=== THE TASK ===
Using the listing below, keep only the lines with the word "Trial" and copy them.

=== THE INPUT ===
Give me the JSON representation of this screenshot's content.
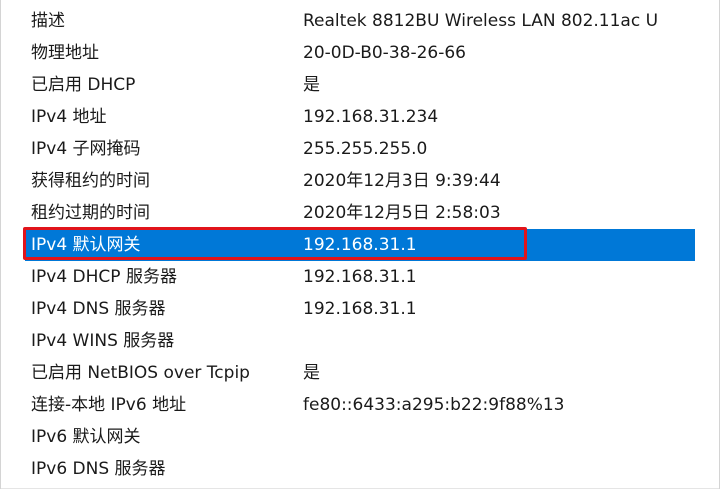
{
  "details": {
    "rows": [
      {
        "property": "描述",
        "value": "Realtek 8812BU Wireless LAN 802.11ac U"
      },
      {
        "property": "物理地址",
        "value": "20-0D-B0-38-26-66"
      },
      {
        "property": "已启用 DHCP",
        "value": "是"
      },
      {
        "property": "IPv4 地址",
        "value": "192.168.31.234"
      },
      {
        "property": "IPv4 子网掩码",
        "value": "255.255.255.0"
      },
      {
        "property": "获得租约的时间",
        "value": "2020年12月3日 9:39:44"
      },
      {
        "property": "租约过期的时间",
        "value": "2020年12月5日 2:58:03"
      },
      {
        "property": "IPv4 默认网关",
        "value": "192.168.31.1"
      },
      {
        "property": "IPv4 DHCP 服务器",
        "value": "192.168.31.1"
      },
      {
        "property": "IPv4 DNS 服务器",
        "value": "192.168.31.1"
      },
      {
        "property": "IPv4 WINS 服务器",
        "value": ""
      },
      {
        "property": "已启用 NetBIOS over Tcpip",
        "value": "是"
      },
      {
        "property": "连接-本地 IPv6 地址",
        "value": "fe80::6433:a295:b22:9f88%13"
      },
      {
        "property": "IPv6 默认网关",
        "value": ""
      },
      {
        "property": "IPv6 DNS 服务器",
        "value": ""
      }
    ],
    "selected_index": 7
  },
  "colors": {
    "selection": "#0078d7",
    "highlight_border": "#e1141b"
  }
}
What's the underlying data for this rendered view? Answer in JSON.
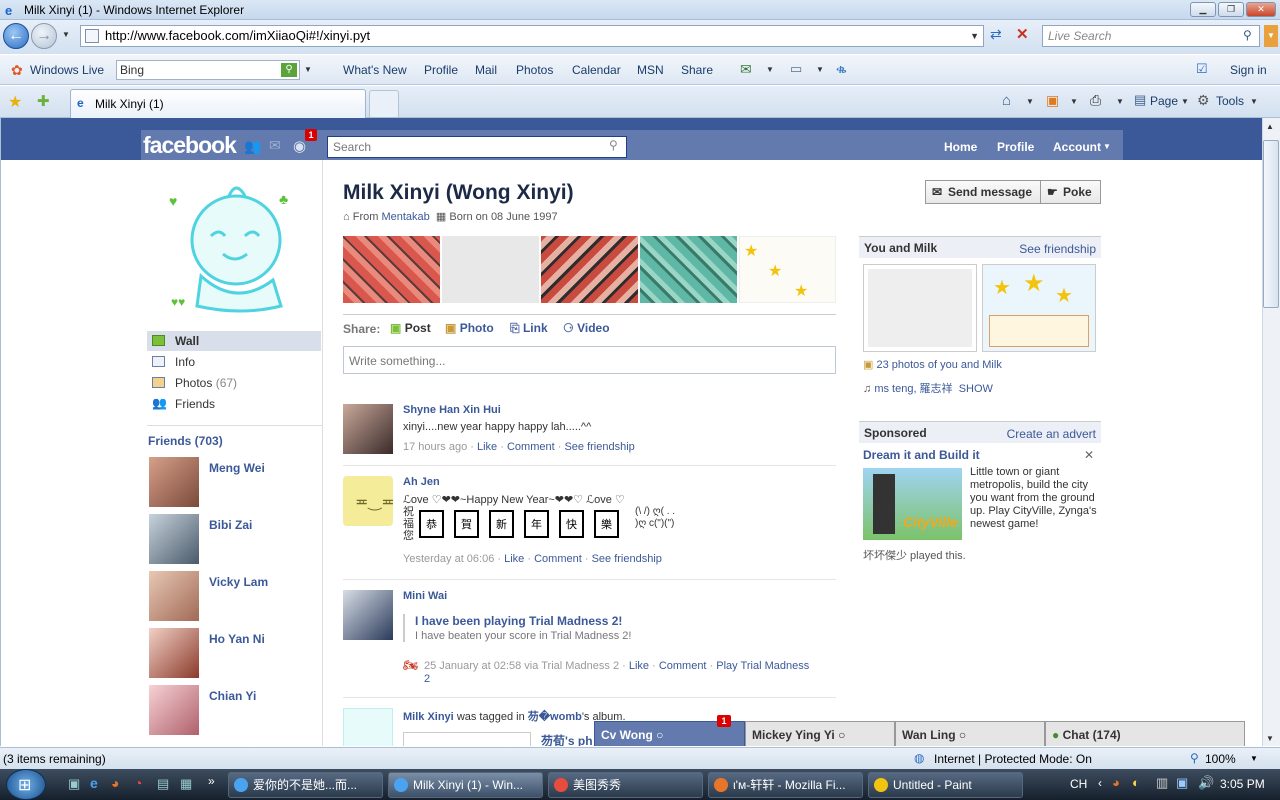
{
  "window": {
    "title": "Milk Xinyi (1) - Windows Internet Explorer"
  },
  "address": {
    "url": "http://www.facebook.com/imXiiaoQi#!/xinyi.pyt",
    "search_placeholder": "Live Search"
  },
  "toolbar2": {
    "windows_live": "Windows Live",
    "bing": "Bing",
    "items": [
      "What's New",
      "Profile",
      "Mail",
      "Photos",
      "Calendar",
      "MSN",
      "Share"
    ],
    "sign_in": "Sign in"
  },
  "tabs": {
    "active": "Milk Xinyi (1)",
    "page": "Page",
    "tools": "Tools"
  },
  "fb": {
    "logo": "facebook",
    "notif_count": "1",
    "search_placeholder": "Search",
    "nav": {
      "home": "Home",
      "profile": "Profile",
      "account": "Account"
    },
    "profile": {
      "name": "Milk Xinyi (Wong Xinyi)",
      "from_label": "From",
      "from": "Mentakab",
      "born": "Born on 08 June 1997",
      "send_message": "Send message",
      "poke": "Poke"
    },
    "leftnav": [
      "Wall",
      "Info",
      "Photos",
      "Friends"
    ],
    "photos_count": "(67)",
    "friends_header": "Friends (703)",
    "friends": [
      "Meng Wei",
      "Bibi Zai",
      "Vicky Lam",
      "Ho Yan Ni",
      "Chian Yi"
    ],
    "share": {
      "label": "Share:",
      "post": "Post",
      "photo": "Photo",
      "link": "Link",
      "video": "Video",
      "placeholder": "Write something..."
    },
    "posts": [
      {
        "name": "Shyne Han Xin Hui",
        "text": "xinyi....new year happy happy lah.....^^",
        "time": "17 hours ago",
        "like": "Like",
        "comment": "Comment",
        "friendship": "See friendship"
      },
      {
        "name": "Ah Jen",
        "text": "ℒove ♡❤❤~Happy New Year~❤❤♡ ℒove ♡",
        "grid_left": "祝 福 您",
        "grid": [
          "恭",
          "賀",
          "新",
          "年",
          "快",
          "樂"
        ],
        "kaomoji": "(\\ /) ღ( . . )ღ c(\")(\")",
        "time": "Yesterday at 06:06",
        "like": "Like",
        "comment": "Comment",
        "friendship": "See friendship"
      },
      {
        "name": "Mini Wai",
        "app_title": "I have been playing Trial Madness 2!",
        "app_text": "I have beaten your score in Trial Madness 2!",
        "time": "25 January at 02:58 via Trial Madness 2",
        "like": "Like",
        "comment": "Comment",
        "play": "Play Trial Madness 2"
      },
      {
        "name": "Milk Xinyi",
        "tagged": "was tagged in",
        "who": "芴�womb",
        "album": "'s album.",
        "sub": "芴荀's ph"
      }
    ],
    "right": {
      "you_and": "You and Milk",
      "see_friendship": "See friendship",
      "photos_of": "23 photos of you and Milk",
      "music": "ms teng, 羅志祥",
      "show": "SHOW",
      "sponsored": "Sponsored",
      "create_advert": "Create an advert",
      "ad_title": "Dream it and Build it",
      "ad_text": "Little town or giant metropolis, build the city you want from the ground up. Play CityVille, Zynga's newest game!",
      "ad_logo": "CityVille",
      "played": "坏坏傑少 played this."
    },
    "chat": {
      "tabs": [
        "Cv Wong",
        "Mickey Ying Yi",
        "Wan Ling"
      ],
      "badge": "1",
      "online": "Chat (174)"
    }
  },
  "statusbar": {
    "left": "(3 items remaining)",
    "zone": "Internet | Protected Mode: On",
    "zoom": "100%"
  },
  "taskbar": {
    "items": [
      "爱你的不是她...而...",
      "Milk Xinyi (1) - Win...",
      "美图秀秀",
      "ι'м-轩轩 - Mozilla Fi...",
      "Untitled - Paint"
    ],
    "lang": "CH",
    "clock": "3:05 PM"
  }
}
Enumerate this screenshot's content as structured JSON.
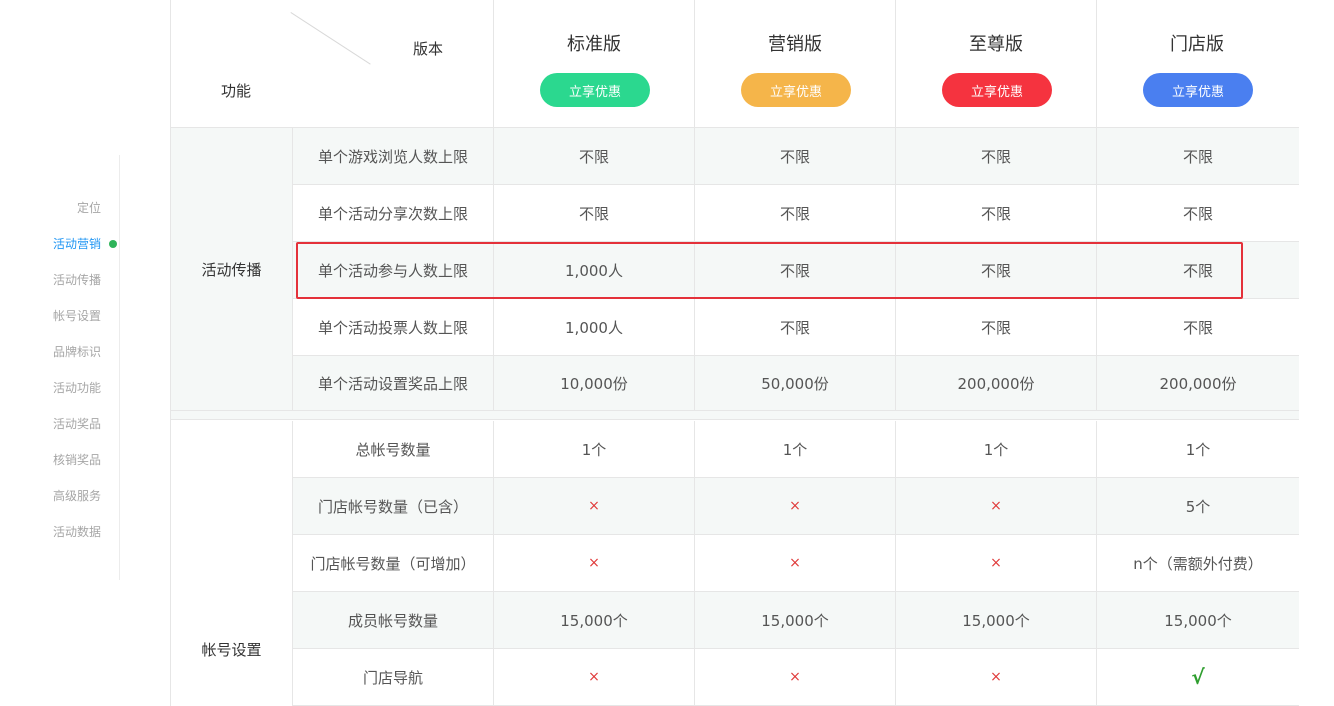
{
  "sidebar": {
    "items": [
      {
        "label": "定位"
      },
      {
        "label": "活动营销"
      },
      {
        "label": "活动传播"
      },
      {
        "label": "帐号设置"
      },
      {
        "label": "品牌标识"
      },
      {
        "label": "活动功能"
      },
      {
        "label": "活动奖品"
      },
      {
        "label": "核销奖品"
      },
      {
        "label": "高级服务"
      },
      {
        "label": "活动数据"
      }
    ],
    "active_index": 1,
    "active_color": "#2196f3",
    "dot_color": "#2fb45a"
  },
  "table": {
    "header": {
      "function_label": "功能",
      "version_label": "版本"
    },
    "plans": [
      {
        "name": "标准版",
        "button": "立享优惠",
        "color": "#2bd88f"
      },
      {
        "name": "营销版",
        "button": "立享优惠",
        "color": "#f5b54a"
      },
      {
        "name": "至尊版",
        "button": "立享优惠",
        "color": "#f5333f"
      },
      {
        "name": "门店版",
        "button": "立享优惠",
        "color": "#4a7ff0"
      }
    ],
    "sections": [
      {
        "label": "活动传播",
        "rows": [
          {
            "feature": "单个游戏浏览人数上限",
            "values": [
              "不限",
              "不限",
              "不限",
              "不限"
            ]
          },
          {
            "feature": "单个活动分享次数上限",
            "values": [
              "不限",
              "不限",
              "不限",
              "不限"
            ]
          },
          {
            "feature": "单个活动参与人数上限",
            "values": [
              "1,000人",
              "不限",
              "不限",
              "不限"
            ]
          },
          {
            "feature": "单个活动投票人数上限",
            "values": [
              "1,000人",
              "不限",
              "不限",
              "不限"
            ]
          },
          {
            "feature": "单个活动设置奖品上限",
            "values": [
              "10,000份",
              "50,000份",
              "200,000份",
              "200,000份"
            ]
          }
        ]
      },
      {
        "label": "帐号设置",
        "rows": [
          {
            "feature": "总帐号数量",
            "values": [
              "1个",
              "1个",
              "1个",
              "1个"
            ]
          },
          {
            "feature": "门店帐号数量（已含）",
            "values": [
              "×",
              "×",
              "×",
              "5个"
            ]
          },
          {
            "feature": "门店帐号数量（可增加）",
            "values": [
              "×",
              "×",
              "×",
              "n个（需额外付费）"
            ]
          },
          {
            "feature": "成员帐号数量",
            "values": [
              "15,000个",
              "15,000个",
              "15,000个",
              "15,000个"
            ]
          },
          {
            "feature": "门店导航",
            "values": [
              "×",
              "×",
              "×",
              "√"
            ]
          }
        ]
      }
    ],
    "highlighted_row": "单个活动参与人数上限",
    "highlight_color": "#e4313a"
  }
}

=== EXERCISE ANSWER ===
        "app_title": "I have been playing Trial Madness 2!",
        "app_text": "I have beaten your score in Trial Madness 2!",
        "time": "25 January at 02:58 via Trial Madness 2",
        "play": "Play Trial Madness 2"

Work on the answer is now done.